Exercise description |
In the entries below, count every line that has the string "Prepare", and answer with that count alone.

Available data |
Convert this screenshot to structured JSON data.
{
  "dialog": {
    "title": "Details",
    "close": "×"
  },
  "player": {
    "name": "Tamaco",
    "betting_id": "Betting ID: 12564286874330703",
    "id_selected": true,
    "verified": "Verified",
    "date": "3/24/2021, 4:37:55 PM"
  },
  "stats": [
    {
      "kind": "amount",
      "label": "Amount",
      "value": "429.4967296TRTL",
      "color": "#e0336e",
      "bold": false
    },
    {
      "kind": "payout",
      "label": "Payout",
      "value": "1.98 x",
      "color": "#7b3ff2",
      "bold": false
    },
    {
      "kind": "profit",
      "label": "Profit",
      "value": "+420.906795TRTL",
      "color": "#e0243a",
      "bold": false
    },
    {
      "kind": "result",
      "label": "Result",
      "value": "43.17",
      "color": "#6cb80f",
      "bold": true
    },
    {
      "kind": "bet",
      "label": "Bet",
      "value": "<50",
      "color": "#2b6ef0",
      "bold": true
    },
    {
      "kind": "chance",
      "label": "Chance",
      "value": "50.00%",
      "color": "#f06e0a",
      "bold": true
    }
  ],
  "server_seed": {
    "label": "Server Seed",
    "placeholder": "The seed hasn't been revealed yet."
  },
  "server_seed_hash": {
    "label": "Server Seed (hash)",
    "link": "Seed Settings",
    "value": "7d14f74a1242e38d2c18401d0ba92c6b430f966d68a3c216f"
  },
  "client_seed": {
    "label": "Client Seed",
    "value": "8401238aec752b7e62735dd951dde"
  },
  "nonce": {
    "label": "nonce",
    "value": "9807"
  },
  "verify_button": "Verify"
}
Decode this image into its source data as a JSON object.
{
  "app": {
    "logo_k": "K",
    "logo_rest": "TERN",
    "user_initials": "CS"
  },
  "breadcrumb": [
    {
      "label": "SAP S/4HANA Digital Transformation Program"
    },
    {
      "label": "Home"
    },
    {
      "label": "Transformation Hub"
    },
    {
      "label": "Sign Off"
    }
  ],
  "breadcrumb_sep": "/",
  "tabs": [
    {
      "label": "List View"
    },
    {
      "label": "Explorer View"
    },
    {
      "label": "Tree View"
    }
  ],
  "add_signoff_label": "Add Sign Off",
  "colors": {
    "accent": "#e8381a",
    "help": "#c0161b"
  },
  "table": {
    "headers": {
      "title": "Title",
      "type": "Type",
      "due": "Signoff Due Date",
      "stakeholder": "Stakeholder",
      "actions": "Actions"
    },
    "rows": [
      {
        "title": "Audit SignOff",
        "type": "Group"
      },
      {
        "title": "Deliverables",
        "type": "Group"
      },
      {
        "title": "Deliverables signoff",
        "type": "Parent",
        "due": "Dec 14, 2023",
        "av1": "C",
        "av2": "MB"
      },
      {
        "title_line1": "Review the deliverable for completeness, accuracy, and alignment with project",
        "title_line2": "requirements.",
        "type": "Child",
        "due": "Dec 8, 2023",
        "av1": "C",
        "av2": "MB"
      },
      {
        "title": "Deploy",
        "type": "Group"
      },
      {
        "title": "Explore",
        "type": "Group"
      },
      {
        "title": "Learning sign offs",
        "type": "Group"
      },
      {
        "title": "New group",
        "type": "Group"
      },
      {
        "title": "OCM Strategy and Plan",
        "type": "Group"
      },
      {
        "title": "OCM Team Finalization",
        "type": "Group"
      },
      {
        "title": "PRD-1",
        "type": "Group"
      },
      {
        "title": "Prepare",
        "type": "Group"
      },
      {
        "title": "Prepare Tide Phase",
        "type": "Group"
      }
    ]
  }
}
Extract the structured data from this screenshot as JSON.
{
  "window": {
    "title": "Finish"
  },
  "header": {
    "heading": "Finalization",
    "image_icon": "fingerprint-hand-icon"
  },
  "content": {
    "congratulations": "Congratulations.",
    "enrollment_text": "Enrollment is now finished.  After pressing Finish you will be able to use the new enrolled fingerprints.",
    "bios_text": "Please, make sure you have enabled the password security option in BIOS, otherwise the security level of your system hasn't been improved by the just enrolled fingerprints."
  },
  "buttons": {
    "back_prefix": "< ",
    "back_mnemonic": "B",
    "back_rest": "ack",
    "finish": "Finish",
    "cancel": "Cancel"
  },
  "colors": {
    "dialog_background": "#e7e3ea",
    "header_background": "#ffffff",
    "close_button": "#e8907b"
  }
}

Task response |
2